I’ve put together a few top 10s of stats for Wanstead, St James’s Park and Heathrow for the month of July.
Some national UK July values according to TORRO
Hottest: 19th 2006: 36.5C at Wisley, Surrey.
Coldest: 15th 1977: -2.5C at Lagganlia, Highland.
Wettest: 18th 1955: 279.4.8mm at Martinstown Dorset.
In terms of climatology July maxima, considering the 1981-2010 average, shows a fairly steady increase through the month, though around the 17th there is often a dip before a warm end. This would reflect the July heatwave singularity which occurs every year at 80 per cent probability.
The average rainfall graphic shows that downpour amounts are fairly random from year to year. The driest days are the 1st and the 25th.
A look at local east London stats shows that six of the last 10 Junes have been warmer than average while half have been much drier than average.
I’ve put together a few top 10s of stats for Wanstead, St James’s Park and Heathrow for the month of June.
Probably most notable from the below values is that recent Junes have been devoid of extreme cool temperatures and rainfall.
Snow has been known to fall in June, in 1975.
Rain is usually most frequent in the last week of the month.
The 10 driest Junes were:
Some UK May values according to TORRO
Hottest: 29th 1957: 35.6C at Camden Square, London. Also Southampton 28th 1976
Coldest: 9th 1955: -5.6C at Dalwhinnie, Highland. Also June 1st and 3rd 1962: Santon Downham, Norfolk
Wettest: 28th 1917: 242.8mm at Bruton, Somerset
In terms of climatology June maxima, considering the 1981-2010 average, shows a gradual increase through the month, though around the 19th to the 21st there is often a dip before a warm end. This would reflect the June Monsoon which occurs every year at 77 per cent probability.
The average rainfall graphic reflects this, showing a four-day wetter spell after the 20th.
Weather models are hinting that this coming bank holiday weekend could be very warm indeed, with one WX Charts animation suggesting that a positive anomaly of 12C could be possible on Monday.
A date record looks a formality and, unless there’s a downgrade, new monthly high temperature records at stations across the south-east look a possibility.
While it looks very warm it is too early to start talking about heatwaves. And, considering the pattern since late February, with hot and cold alternating weekly, a brief return to much cooler conditions at the beginning of June can’t be ruled out.
The British record high temperature for May is 32.8C, reached on two occasions:
Camden Square, London May 22nd 1922. The same station recorded this value again on May 29th 1944, along with Regents Park, Horsham and Tunbridge Wells.
The national date record for the 28th, according to TORRO, is 30.6C at Camden Square.

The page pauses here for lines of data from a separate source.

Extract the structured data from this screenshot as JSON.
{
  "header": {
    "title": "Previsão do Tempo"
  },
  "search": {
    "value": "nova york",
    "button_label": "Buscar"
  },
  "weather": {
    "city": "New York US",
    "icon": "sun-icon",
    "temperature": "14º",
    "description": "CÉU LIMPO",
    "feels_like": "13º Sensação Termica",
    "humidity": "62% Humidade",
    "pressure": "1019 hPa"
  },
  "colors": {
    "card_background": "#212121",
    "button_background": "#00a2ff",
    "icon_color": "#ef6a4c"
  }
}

Locally the highest temperature recorded in this area in May is 32.1C on May 27th 2005. The date record I recorded is 26.5C in 2012.
Ne’er cast a clout till May is out. With the recent March and April weather being so variable it would be wise to bear in mind this old saying, especially with fine and warm weather forecast for the Bank Holiday weekend.
A look at local east London stats, however, shows that seven of the last 10 Mays have been warmer and drier than average.
I’ve put together a few top 10s of stats for Wanstead, St James’s Park and Heathrow for the month of April.
Probably most notable from the below values is that recent Mays have been devoid of extreme cool temperatures and rainfall.
With nights now relatively short air frosts are uncommon though the odd ground frost can still strike on a clear night.
Snow can fall in May – one example being 1979 in the higher parts of the capital – but after the first week it is extremely rare.
Rain is usually most frequent in the last week of the month.
Some UK May values according to TORRO
Hottest: 22nd 1922: 32.8C at Camden Square, London.
Coldest: 2nd 1917: -9.4C at Lynford, Norfolk
Wettest: 8th 1884: 172.2 at Seathwaite, Cumbria
In terms of climatology May maxima, considering the 1981-2010 average, shows a gradual increase through the month, though around the 25th there is often a brief dip before a warm end.
The average rainfall graphic reflects this, showing a three-day wetter spell after the 24th.